Lowering class size should be a priority, he says. Currently, overcrowding complaints are referred to a panel for investigation; he would also like to see that change. Paye thinks teachers need a formal grievance procedure for overcrowded classrooms.
3rd grade, Ella Flagg Young Elementary
More than 25 years in CPS
McDonald says that under Stewart’s leadership, the CTU has done an “extraordinary job” of listening to its membership. She appreciates the accessibility of Stewart’s team, which has held town hall meetings and visited hundreds of schools to talk about issues. This is especially important, she says, because many of the union’s current members have not experienced a strike or seen the union be visible in other ways.

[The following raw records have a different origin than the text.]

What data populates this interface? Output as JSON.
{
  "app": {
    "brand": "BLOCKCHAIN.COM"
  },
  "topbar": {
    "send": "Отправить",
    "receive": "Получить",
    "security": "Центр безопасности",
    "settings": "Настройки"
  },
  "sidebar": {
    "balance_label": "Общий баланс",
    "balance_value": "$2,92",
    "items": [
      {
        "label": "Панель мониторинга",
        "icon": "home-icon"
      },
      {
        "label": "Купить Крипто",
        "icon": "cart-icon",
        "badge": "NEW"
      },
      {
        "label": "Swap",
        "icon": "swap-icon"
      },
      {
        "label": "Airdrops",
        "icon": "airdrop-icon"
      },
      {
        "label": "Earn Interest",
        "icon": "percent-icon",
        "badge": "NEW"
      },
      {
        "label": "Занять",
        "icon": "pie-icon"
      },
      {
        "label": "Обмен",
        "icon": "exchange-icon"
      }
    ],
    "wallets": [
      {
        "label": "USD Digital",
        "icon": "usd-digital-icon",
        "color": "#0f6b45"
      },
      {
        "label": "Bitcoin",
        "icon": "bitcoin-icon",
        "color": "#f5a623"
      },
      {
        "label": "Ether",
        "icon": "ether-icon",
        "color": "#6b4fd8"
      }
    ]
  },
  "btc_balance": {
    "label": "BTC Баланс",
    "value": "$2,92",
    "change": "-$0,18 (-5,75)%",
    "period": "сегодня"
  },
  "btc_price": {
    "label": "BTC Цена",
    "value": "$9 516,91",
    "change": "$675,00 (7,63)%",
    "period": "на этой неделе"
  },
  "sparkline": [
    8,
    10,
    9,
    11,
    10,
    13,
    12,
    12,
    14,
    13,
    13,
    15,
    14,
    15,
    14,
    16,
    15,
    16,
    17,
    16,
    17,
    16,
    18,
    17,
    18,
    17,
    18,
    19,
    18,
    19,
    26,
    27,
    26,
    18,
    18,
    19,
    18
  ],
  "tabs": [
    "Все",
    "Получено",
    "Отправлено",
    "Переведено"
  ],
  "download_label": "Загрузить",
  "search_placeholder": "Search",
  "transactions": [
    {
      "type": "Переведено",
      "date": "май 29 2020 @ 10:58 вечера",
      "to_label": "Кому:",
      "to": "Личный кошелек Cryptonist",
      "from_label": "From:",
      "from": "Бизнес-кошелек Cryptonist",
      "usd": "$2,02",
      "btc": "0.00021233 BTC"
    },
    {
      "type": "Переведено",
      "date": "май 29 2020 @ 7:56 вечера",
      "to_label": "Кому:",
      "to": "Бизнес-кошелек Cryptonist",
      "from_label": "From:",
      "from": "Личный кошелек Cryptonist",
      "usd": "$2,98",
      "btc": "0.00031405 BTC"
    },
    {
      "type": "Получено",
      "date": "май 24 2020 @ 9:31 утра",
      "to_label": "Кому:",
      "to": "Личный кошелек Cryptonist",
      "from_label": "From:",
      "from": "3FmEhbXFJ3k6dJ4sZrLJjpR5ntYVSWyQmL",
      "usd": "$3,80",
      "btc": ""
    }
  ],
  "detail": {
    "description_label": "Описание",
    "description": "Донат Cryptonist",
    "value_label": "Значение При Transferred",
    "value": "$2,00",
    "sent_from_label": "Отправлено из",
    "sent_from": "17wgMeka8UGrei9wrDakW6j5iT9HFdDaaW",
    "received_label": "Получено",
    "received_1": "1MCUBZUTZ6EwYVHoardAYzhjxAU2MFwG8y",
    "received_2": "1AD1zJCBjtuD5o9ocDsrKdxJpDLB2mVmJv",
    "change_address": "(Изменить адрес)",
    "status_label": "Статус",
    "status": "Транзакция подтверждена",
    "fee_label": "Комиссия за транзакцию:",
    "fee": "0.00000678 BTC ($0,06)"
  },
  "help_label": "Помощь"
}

When the union asked its members what results they would like to see from negotiations, she recommended a focus on increased job security, a better health benefits plan, and expanded prep periods for elementary teachers. A fair pay increase, she says, needs to keep pace with the cost of living.
She also wants the district to address school safety issues and increase the number of crossing guards, although she believes families play an important role, too. “Parents should make a commitment to reducing the violence that the students may be exposed to, and that begins at home,” she says.
McDonald also says the Board has dragged its feet in bringing proposals to the bargaining table. She would like to see “a good faith effort” as talks move forward.